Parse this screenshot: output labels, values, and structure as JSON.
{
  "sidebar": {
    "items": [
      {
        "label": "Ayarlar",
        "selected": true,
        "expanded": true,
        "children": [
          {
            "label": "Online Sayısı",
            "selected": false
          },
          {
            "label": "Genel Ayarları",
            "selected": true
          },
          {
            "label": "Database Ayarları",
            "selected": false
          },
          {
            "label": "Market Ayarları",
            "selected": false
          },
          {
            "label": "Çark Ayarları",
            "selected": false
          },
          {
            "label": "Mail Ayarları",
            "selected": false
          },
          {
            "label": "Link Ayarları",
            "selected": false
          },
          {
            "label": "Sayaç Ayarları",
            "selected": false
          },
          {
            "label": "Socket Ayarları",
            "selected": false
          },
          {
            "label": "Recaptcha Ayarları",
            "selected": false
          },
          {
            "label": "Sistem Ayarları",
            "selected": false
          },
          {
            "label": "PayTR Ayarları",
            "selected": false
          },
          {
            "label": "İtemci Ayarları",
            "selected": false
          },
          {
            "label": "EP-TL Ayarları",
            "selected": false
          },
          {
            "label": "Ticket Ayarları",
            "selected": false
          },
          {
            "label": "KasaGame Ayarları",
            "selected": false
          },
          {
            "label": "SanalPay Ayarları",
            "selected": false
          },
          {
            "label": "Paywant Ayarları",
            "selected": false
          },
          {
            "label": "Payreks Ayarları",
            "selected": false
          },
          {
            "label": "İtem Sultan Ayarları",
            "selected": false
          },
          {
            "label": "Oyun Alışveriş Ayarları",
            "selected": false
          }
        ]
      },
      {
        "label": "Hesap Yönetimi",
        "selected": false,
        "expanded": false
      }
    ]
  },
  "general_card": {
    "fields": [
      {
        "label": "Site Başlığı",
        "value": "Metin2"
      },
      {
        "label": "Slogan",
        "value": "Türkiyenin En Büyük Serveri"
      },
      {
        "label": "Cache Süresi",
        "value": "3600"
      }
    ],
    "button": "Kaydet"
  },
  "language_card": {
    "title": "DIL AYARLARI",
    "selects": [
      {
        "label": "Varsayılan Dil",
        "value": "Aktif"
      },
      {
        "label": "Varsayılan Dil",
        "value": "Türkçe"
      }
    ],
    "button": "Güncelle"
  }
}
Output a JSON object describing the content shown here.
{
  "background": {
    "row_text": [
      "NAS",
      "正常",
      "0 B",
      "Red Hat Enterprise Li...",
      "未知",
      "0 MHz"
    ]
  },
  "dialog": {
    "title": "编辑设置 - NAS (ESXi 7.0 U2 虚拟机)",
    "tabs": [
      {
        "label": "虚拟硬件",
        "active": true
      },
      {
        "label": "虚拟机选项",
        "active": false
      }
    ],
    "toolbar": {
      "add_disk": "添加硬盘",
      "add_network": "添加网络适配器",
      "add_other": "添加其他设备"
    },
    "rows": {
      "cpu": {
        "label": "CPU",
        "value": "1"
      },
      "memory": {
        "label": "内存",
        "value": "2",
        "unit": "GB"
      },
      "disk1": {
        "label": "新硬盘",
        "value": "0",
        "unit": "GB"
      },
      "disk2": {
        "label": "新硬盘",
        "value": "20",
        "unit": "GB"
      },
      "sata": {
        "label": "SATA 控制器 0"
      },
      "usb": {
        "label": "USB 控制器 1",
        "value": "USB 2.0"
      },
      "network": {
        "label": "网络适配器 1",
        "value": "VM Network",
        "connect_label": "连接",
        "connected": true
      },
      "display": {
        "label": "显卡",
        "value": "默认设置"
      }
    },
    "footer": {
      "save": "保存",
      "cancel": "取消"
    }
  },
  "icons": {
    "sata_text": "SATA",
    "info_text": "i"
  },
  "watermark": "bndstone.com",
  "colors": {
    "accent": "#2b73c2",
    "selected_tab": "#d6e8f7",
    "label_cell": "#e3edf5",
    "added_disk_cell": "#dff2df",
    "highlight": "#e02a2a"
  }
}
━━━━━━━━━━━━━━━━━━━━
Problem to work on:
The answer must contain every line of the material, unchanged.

Task response:
Parse this screenshot: output labels, values, and structure as JSON.
{
  "sidebar": {
    "items": [
      {
        "label": "Ayarlar",
        "selected": true,
        "expanded": true,
        "children": [
          {
            "label": "Online Sayısı",
            "selected": false
          },
          {
            "label": "Genel Ayarları",
            "selected": true
          },
          {
            "label": "Database Ayarları",
            "selected": false
          },
          {
            "label": "Market Ayarları",
            "selected": false
          },
          {
            "label": "Çark Ayarları",
            "selected": false
          },
          {
            "label": "Mail Ayarları",
            "selected": false
          },
          {
            "label": "Link Ayarları",
            "selected": false
          },
          {
            "label": "Sayaç Ayarları",
            "selected": false
          },
          {
            "label": "Socket Ayarları",
            "selected": false
          },
          {
            "label": "Recaptcha Ayarları",
            "selected": false
          },
          {
            "label": "Sistem Ayarları",
            "selected": false
          },
          {
            "label": "PayTR Ayarları",
            "selected": false
          },
          {
            "label": "İtemci Ayarları",
            "selected": false
          },
          {
            "label": "EP-TL Ayarları",
            "selected": false
          },
          {
            "label": "Ticket Ayarları",
            "selected": false
          },
          {
            "label": "KasaGame Ayarları",
            "selected": false
          },
          {
            "label": "SanalPay Ayarları",
            "selected": false
          },
          {
            "label": "Paywant Ayarları",
            "selected": false
          },
          {
            "label": "Payreks Ayarları",
            "selected": false
          },
          {
            "label": "İtem Sultan Ayarları",
            "selected": false
          },
          {
            "label": "Oyun Alışveriş Ayarları",
            "selected": false
          }
        ]
      },
      {
        "label": "Hesap Yönetimi",
        "selected": false,
        "expanded": false
      }
    ]
  },
  "general_card": {
    "fields": [
      {
        "label": "Site Başlığı",
        "value": "Metin2"
      },
      {
        "label": "Slogan",
        "value": "Türkiyenin En Büyük Serveri"
      },
      {
        "label": "Cache Süresi",
        "value": "3600"
      }
    ],
    "button": "Kaydet"
  },
  "language_card": {
    "title": "DIL AYARLARI",
    "selects": [
      {
        "label": "Varsayılan Dil",
        "value": "Aktif"
      },
      {
        "label": "Varsayılan Dil",
        "value": "Türkçe"
      }
    ],
    "button": "Güncelle"
  }
}
Output a JSON object describing the content shown here.
{
  "background": {
    "row_text": [
      "NAS",
      "正常",
      "0 B",
      "Red Hat Enterprise Li...",
      "未知",
      "0 MHz"
    ]
  },
  "dialog": {
    "title": "编辑设置 - NAS (ESXi 7.0 U2 虚拟机)",
    "tabs": [
      {
        "label": "虚拟硬件",
        "active": true
      },
      {
        "label": "虚拟机选项",
        "active": false
      }
    ],
    "toolbar": {
      "add_disk": "添加硬盘",
      "add_network": "添加网络适配器",
      "add_other": "添加其他设备"
    },
    "rows": {
      "cpu": {
        "label": "CPU",
        "value": "1"
      },
      "memory": {
        "label": "内存",
        "value": "2",
        "unit": "GB"
      },
      "disk1": {
        "label": "新硬盘",
        "value": "0",
        "unit": "GB"
      },
      "disk2": {
        "label": "新硬盘",
        "value": "20",
        "unit": "GB"
      },
      "sata": {
        "label": "SATA 控制器 0"
      },
      "usb": {
        "label": "USB 控制器 1",
        "value": "USB 2.0"
      },
      "network": {
        "label": "网络适配器 1",
        "value": "VM Network",
        "connect_label": "连接",
        "connected": true
      },
      "display": {
        "label": "显卡",
        "value": "默认设置"
      }
    },
    "footer": {
      "save": "保存",
      "cancel": "取消"
    }
  },
  "icons": {
    "sata_text": "SATA",
    "info_text": "i"
  },
  "watermark": "bndstone.com",
  "colors": {
    "accent": "#2b73c2",
    "selected_tab": "#d6e8f7",
    "label_cell": "#e3edf5",
    "added_disk_cell": "#dff2df",
    "highlight": "#e02a2a"
  }
}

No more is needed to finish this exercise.